The Hancock-Henderson Quill, Inc.
by Dessa Rodeffer, Quill Publisher/Owner
Those attending the second annual "Dirty Hands" Garden and Art Walk in Oquawka this past Saturday were pleasantly surprised by the wonderful treasurers you could find in the yards of neighbors.
Eleven homes were listed on a nicely arranged brochure with one or two artisans in each yard who were showing their wonderful art work.
One of the stops is shown here of Kathy Walker and Jim Wiegand's beautiful and restful waterfall garden and Koi pond.
The Koi is an expensive Japanese fish known for its more colorful appearance. There are 13 Koi with 100 babies, and a few gold fish. Kathy has almost trained the Koi to eat out of her hand.
Her garden has water coming out of an antique hand pump, and a teapot, as well as the circulating water fall. There are several statues including "Ellie Mae" fishing, a fairy, a girl with a flower, another with a harp, and an adorable little boy on his stomach holding the leg of a frog.
The expansion of her ponds came about after Jim's mother Mary Moyers, recently passed away of health problems in her 50's. She was dear to their hearts and after she was cremated, her ashes were put around a newly planted tree in their yard. She dearly loved the sounds of the water falling over the rocks so they decided to expand the pond closer to where her ashes are.
Different colors of water lilies, water grass, water lettuce, hibiscus and other plants make the garden the peaceful haven they were looking for Jim's mom. "I feel her presence all the time here," Kathy said. "It is so peaceful."

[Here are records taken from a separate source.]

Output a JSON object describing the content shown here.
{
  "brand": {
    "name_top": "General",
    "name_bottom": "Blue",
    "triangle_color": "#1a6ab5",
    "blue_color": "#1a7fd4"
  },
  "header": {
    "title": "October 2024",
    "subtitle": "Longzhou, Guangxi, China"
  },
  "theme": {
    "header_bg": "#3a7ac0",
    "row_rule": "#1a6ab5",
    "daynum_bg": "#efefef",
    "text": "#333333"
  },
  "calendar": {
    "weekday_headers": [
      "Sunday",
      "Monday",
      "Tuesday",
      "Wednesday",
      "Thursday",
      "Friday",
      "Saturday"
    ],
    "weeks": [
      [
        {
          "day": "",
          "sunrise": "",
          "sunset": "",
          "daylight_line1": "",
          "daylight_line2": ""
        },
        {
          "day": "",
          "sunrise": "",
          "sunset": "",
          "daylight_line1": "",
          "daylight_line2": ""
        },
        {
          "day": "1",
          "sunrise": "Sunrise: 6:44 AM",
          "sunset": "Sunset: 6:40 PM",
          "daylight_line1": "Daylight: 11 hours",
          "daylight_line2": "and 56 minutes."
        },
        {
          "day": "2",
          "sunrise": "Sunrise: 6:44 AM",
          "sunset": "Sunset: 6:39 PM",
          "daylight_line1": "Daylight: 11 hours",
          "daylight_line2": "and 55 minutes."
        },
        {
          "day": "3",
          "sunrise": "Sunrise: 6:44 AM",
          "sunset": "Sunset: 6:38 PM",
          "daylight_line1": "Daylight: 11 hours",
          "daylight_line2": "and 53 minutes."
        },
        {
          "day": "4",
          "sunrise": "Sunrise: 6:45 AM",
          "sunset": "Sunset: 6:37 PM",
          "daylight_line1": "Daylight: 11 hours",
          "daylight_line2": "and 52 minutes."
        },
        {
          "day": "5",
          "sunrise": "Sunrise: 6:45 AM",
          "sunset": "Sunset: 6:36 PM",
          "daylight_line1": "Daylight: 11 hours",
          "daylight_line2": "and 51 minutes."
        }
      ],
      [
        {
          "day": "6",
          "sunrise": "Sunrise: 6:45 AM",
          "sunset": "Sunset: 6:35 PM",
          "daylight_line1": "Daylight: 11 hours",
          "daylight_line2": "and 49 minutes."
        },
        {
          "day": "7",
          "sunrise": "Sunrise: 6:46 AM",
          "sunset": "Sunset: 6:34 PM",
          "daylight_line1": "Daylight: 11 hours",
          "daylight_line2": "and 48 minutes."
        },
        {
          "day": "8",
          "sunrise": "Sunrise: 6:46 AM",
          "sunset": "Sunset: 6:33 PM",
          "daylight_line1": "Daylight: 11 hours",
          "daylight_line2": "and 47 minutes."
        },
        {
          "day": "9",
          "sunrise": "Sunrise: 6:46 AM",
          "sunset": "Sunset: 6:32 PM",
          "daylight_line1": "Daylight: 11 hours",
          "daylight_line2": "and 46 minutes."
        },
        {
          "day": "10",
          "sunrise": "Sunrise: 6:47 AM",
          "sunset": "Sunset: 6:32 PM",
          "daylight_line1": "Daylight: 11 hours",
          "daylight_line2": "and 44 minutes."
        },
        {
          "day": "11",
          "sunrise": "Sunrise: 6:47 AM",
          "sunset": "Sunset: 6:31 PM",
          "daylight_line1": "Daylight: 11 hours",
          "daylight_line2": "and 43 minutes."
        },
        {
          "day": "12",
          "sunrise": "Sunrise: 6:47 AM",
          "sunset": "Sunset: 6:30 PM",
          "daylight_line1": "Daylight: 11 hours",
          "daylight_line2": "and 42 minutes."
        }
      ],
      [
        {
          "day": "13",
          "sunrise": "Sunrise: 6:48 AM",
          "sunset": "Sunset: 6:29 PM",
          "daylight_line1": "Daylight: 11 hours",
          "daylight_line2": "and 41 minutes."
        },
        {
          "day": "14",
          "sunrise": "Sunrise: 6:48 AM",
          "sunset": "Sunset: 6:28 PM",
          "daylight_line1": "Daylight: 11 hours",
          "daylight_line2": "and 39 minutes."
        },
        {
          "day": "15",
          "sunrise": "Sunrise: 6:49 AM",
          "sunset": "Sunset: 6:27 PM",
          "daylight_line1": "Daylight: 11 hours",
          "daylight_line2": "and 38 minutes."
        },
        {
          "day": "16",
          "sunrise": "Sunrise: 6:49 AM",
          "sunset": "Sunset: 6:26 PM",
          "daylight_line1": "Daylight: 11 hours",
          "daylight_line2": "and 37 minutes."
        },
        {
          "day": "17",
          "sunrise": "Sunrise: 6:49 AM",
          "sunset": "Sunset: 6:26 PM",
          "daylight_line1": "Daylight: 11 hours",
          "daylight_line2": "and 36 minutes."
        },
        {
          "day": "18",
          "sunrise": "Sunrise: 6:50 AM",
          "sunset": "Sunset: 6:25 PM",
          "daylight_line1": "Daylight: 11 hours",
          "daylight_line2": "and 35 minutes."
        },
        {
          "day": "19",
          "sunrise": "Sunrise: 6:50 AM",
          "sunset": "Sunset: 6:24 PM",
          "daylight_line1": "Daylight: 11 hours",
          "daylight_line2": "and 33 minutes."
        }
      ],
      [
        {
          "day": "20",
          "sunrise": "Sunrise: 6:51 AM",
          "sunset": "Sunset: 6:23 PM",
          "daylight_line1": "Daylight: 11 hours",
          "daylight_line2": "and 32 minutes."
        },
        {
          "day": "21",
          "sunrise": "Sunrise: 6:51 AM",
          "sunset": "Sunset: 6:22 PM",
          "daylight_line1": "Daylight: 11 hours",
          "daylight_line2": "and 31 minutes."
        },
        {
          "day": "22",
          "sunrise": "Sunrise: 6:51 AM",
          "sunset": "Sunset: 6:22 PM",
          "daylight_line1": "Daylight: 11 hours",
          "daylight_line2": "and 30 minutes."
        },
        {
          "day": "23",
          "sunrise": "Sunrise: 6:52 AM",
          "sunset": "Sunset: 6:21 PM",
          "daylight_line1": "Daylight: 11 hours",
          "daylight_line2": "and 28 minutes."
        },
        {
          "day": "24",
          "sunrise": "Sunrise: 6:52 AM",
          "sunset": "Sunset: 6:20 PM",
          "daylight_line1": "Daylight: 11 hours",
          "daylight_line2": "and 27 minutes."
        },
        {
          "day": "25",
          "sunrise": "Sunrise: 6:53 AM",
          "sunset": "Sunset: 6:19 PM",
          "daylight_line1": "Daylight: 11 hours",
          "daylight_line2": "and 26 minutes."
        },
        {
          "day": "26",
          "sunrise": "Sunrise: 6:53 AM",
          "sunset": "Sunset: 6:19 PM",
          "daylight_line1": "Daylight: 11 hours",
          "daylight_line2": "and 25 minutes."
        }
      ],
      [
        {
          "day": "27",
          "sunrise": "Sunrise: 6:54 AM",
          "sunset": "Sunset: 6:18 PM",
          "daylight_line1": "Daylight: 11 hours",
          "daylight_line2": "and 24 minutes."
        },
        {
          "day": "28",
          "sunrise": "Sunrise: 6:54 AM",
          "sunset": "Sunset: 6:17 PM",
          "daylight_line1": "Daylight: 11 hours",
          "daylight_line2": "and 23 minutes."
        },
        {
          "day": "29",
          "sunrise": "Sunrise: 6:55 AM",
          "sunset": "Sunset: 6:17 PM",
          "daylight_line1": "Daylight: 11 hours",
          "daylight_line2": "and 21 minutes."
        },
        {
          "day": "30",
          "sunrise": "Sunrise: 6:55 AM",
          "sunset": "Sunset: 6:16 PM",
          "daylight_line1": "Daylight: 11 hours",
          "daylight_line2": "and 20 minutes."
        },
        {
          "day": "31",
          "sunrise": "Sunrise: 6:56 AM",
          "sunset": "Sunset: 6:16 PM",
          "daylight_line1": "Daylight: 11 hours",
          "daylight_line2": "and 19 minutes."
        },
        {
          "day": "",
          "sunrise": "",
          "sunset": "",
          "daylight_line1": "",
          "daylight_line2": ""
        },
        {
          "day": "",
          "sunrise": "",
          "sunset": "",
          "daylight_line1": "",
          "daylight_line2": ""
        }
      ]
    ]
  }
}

Kathy's dad, Dwight Walker (on the right) and friend Harold Boyson were making beautiful arrowheads from Obsidian -natural glass - that they purchase from all over the world.
Glass comes from Oregon, California, India, and all over the world, he said, to make different colors and types of arrowheads.
Dwight has been learning the trade just a couple years, and Harold for over six years.
Dwight runs a turtle business in Morning Sun, Iowa using a broker to ship them to China.
Harold, also of Morning Sun, is employed at Heinz in Muscatine, Iowa.
The arrowhead display will again be at the Oquawka Museum during Heritage Trails in September, Harold said. He enjoys showing youngsters or anyone who wants to know, how to do the craft.
Another artisan at the Walker-Wiegand residence was Ron James owner of James Insurance.
James set up his blacksmith shop and displayed many beautiful iron crafts that he makes.
There were candelabras, camp fire sets, garden tools, a pot and pan rack for the kitchen, and several unique pieces like this dinner bell or " ship's" bell that he has displayed here in the above picture.
James will be displaying items once again during the Heritage Trails at Weirs' Fruit Farm, he said.
Others on the walk were Genevieve Felt (riverfront landscaping), Alex Phelps House (Underground Railroad Home), Leonard and Carolyn Anderson (100 varieties of hostas), Bill and Sandra Moody (water feature on the river), Paul and Rhonda Olson (formal and rustic gardens), Diane Meldrum (secluded backyard retreat), Mike Meyer (butterfly garden), Vern & Bev Alecock (touch of country), Mike & Wanda Cook (perennials), Alvie and Becky Tee (a certified wildlife habitat for bird watching).
Other Artisans were:
June Galbraith (needle art), Rachel Haynes (iron sculptor), Linda Sickmon (pottery), Nancy Stevenson (wheat weaving), Jeff Peterson (log sculptor), Kathie Curtiss (handwoven baskets), Ramona Bailey (nature inspired craft pins), Don Hale (steel lawn ornaments), Joan Hale (Beads & Jewelry), Wendy Allaman (lampwork beads), Debbie Eckley (jewelry), and Mary Dunn (painting).
If you missed this year's event, it will be back as it has become an annual event in Oquawka.
Also, you can come to the Stronghurst Booster Club's July 15th Garden Walk.
Kathy Walker and Jim Wiegand's beautiful and restful waterfall garden and Koi pond
Dwight Walker (on the right) and friend Harold Boyson were making beautiful arrowheads from Obsidian -natural glass
Ron James set up his blacksmith shop and displayed many beautiful iron crafts that he makes.